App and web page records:
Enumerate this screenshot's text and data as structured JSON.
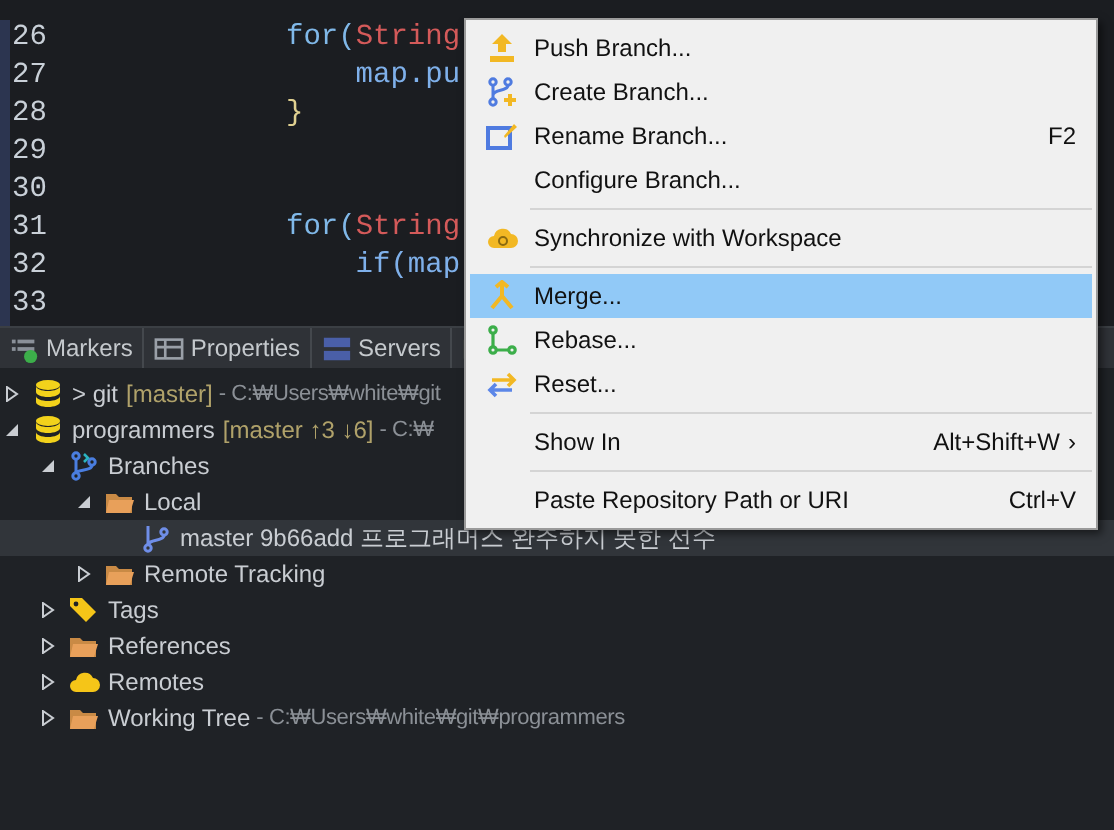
{
  "editor": {
    "lines": [
      {
        "number": "26",
        "tokens": [
          {
            "kind": "keyword",
            "text": "for("
          },
          {
            "kind": "type",
            "text": "String"
          }
        ]
      },
      {
        "number": "27",
        "tokens": [
          {
            "kind": "plain",
            "text": "    map.pu"
          }
        ]
      },
      {
        "number": "28",
        "tokens": [
          {
            "kind": "brace",
            "text": "}"
          }
        ]
      },
      {
        "number": "29"
      },
      {
        "number": "30"
      },
      {
        "number": "31",
        "tokens": [
          {
            "kind": "keyword",
            "text": "for("
          },
          {
            "kind": "type",
            "text": "String"
          }
        ]
      },
      {
        "number": "32",
        "tokens": [
          {
            "kind": "plain",
            "text": "    if(map"
          }
        ]
      },
      {
        "number": "33"
      }
    ]
  },
  "view_tabs": [
    {
      "label": "Markers"
    },
    {
      "label": "Properties"
    },
    {
      "label": "Servers"
    }
  ],
  "tree": [
    {
      "kind": "repository",
      "label": "> git",
      "decoration": "[master]",
      "path": "- C:₩Users₩white₩git",
      "expanded": false,
      "selected": false
    },
    {
      "kind": "repository",
      "label": "programmers",
      "decoration": "[master ↑3 ↓6]",
      "path": "- C:₩",
      "expanded": true,
      "selected": false,
      "children": [
        {
          "kind": "branches",
          "label": "Branches",
          "expanded": true,
          "selected": false,
          "children": [
            {
              "kind": "folder",
              "label": "Local",
              "expanded": true,
              "selected": false,
              "children": [
                {
                  "kind": "branch",
                  "label": "master 9b66add 프로그래머스 완주하지 못한 선수",
                  "selected": true
                }
              ]
            },
            {
              "kind": "folder",
              "label": "Remote Tracking",
              "expanded": false,
              "selected": false
            }
          ]
        },
        {
          "kind": "tag",
          "label": "Tags",
          "expanded": false,
          "selected": false
        },
        {
          "kind": "folder",
          "label": "References",
          "expanded": false,
          "selected": false
        },
        {
          "kind": "cloud",
          "label": "Remotes",
          "expanded": false,
          "selected": false
        },
        {
          "kind": "folder",
          "label": "Working Tree",
          "path": "- C:₩Users₩white₩git₩programmers",
          "expanded": false,
          "selected": false
        }
      ]
    }
  ],
  "context_menu": [
    {
      "kind": "item",
      "label": "Push Branch...",
      "selected": false
    },
    {
      "kind": "item",
      "label": "Create Branch...",
      "selected": false
    },
    {
      "kind": "item",
      "label": "Rename Branch...",
      "shortcut": "F2",
      "selected": false
    },
    {
      "kind": "item",
      "label": "Configure Branch...",
      "selected": false
    },
    {
      "kind": "separator"
    },
    {
      "kind": "item",
      "label": "Synchronize with Workspace",
      "selected": false
    },
    {
      "kind": "separator"
    },
    {
      "kind": "item",
      "label": "Merge...",
      "selected": true
    },
    {
      "kind": "item",
      "label": "Rebase...",
      "selected": false
    },
    {
      "kind": "item",
      "label": "Reset...",
      "selected": false
    },
    {
      "kind": "separator"
    },
    {
      "kind": "item",
      "label": "Show In",
      "shortcut": "Alt+Shift+W",
      "submenu": "›",
      "selected": false
    },
    {
      "kind": "separator"
    },
    {
      "kind": "item",
      "label": "Paste Repository Path or URI",
      "shortcut": "Ctrl+V",
      "selected": false
    }
  ]
}
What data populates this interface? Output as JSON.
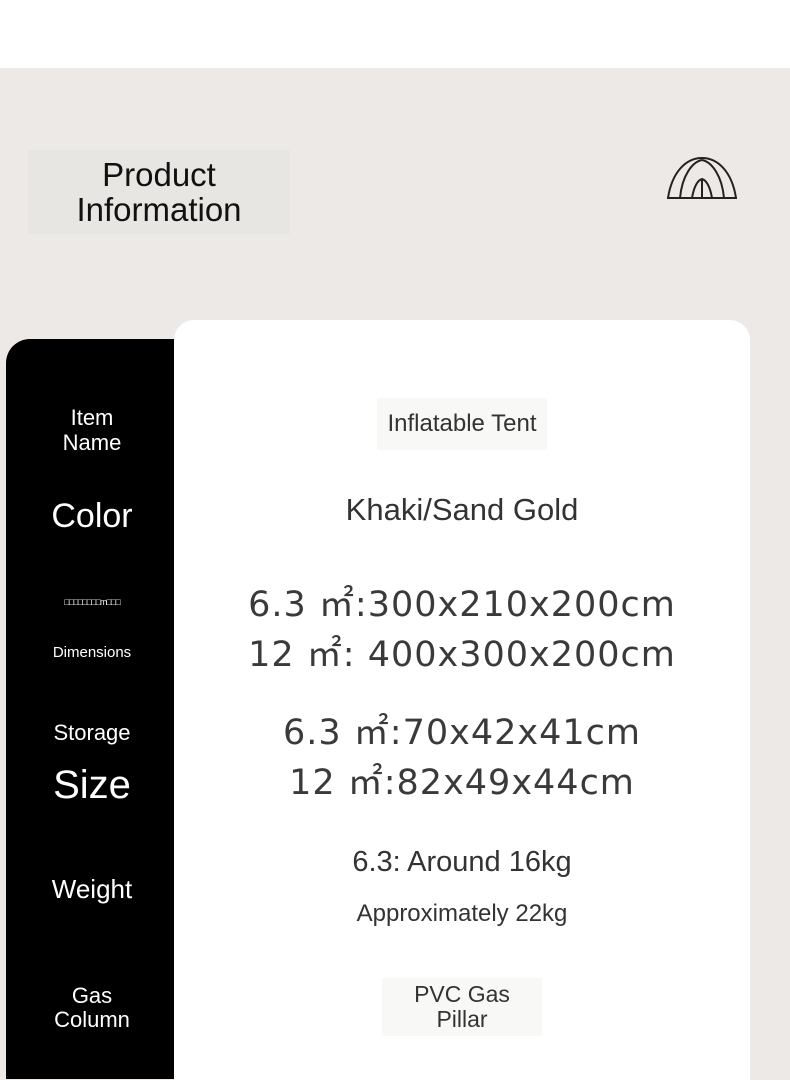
{
  "heading": "Product\nInformation",
  "rows": {
    "item_name": {
      "label": "Item\nName",
      "value": "Inflatable Tent"
    },
    "color": {
      "label": "Color",
      "value": "Khaki/Sand Gold"
    },
    "dimensions": {
      "label_top": "□□□□□□□□m□□□",
      "label": "Dimensions",
      "line1": "6.3 ㎡:300x210x200cm",
      "line2": "12 ㎡: 400x300x200cm"
    },
    "storage": {
      "label_top": "Storage",
      "label_bottom": "Size",
      "line1": "6.3 ㎡:70x42x41cm",
      "line2": "12 ㎡:82x49x44cm"
    },
    "weight": {
      "label": "Weight",
      "line1": "6.3: Around 16kg",
      "line2": "Approximately 22kg"
    },
    "gas_column": {
      "label": "Gas\nColumn",
      "value": "PVC Gas\nPillar"
    }
  },
  "colors": {
    "background": "#ede9e6",
    "label_column": "#000000",
    "card": "#ffffff"
  },
  "icons": {
    "tent": "tent-icon"
  }
}
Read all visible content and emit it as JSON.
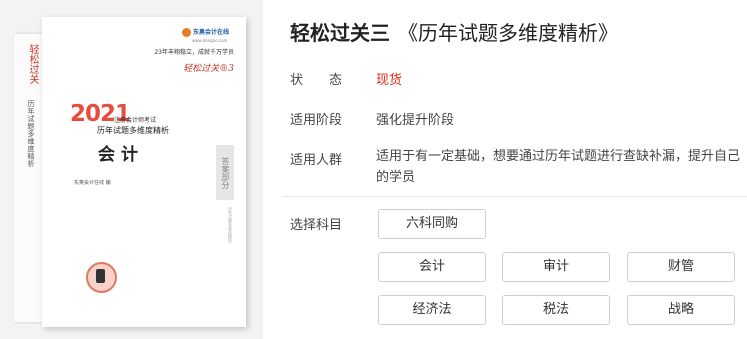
{
  "cover": {
    "spine_series": "轻松过关",
    "spine_title": "历年试题多维度精析",
    "publisher": "东奥会计在线",
    "publisher_url": "www.dongao.com",
    "slogan": "23年丰翔稳立，成就千万学员",
    "series": "轻松过关®3",
    "year": "2021",
    "exam": "注册会计师考试",
    "book_title": "历年试题多维度精析",
    "subject": "会计",
    "author": "东奥会计在线  编",
    "answer_tab": "答案部分"
  },
  "product": {
    "title_main": "轻松过关三",
    "title_sub": "《历年试题多维度精析》"
  },
  "status": {
    "label": "状　　态",
    "value": "现货",
    "value_color": "#d9291c"
  },
  "stage": {
    "label": "适用阶段",
    "value": "强化提升阶段"
  },
  "audience": {
    "label": "适用人群",
    "value": "适用于有一定基础，想要通过历年试题进行查缺补漏，提升自己的学员"
  },
  "subject_select": {
    "label": "选择科目",
    "bundle": "六科同购",
    "options": [
      "会计",
      "审计",
      "财管",
      "经济法",
      "税法",
      "战略"
    ]
  }
}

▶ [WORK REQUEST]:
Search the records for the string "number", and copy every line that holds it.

▶ [ANSWER TO THE EXERCISE]:
        "number": "26",
        "number": "27",
        "number": "28",
        "number": "29"
        "number": "30"
        "number": "31",
        "number": "32",
        "number": "33"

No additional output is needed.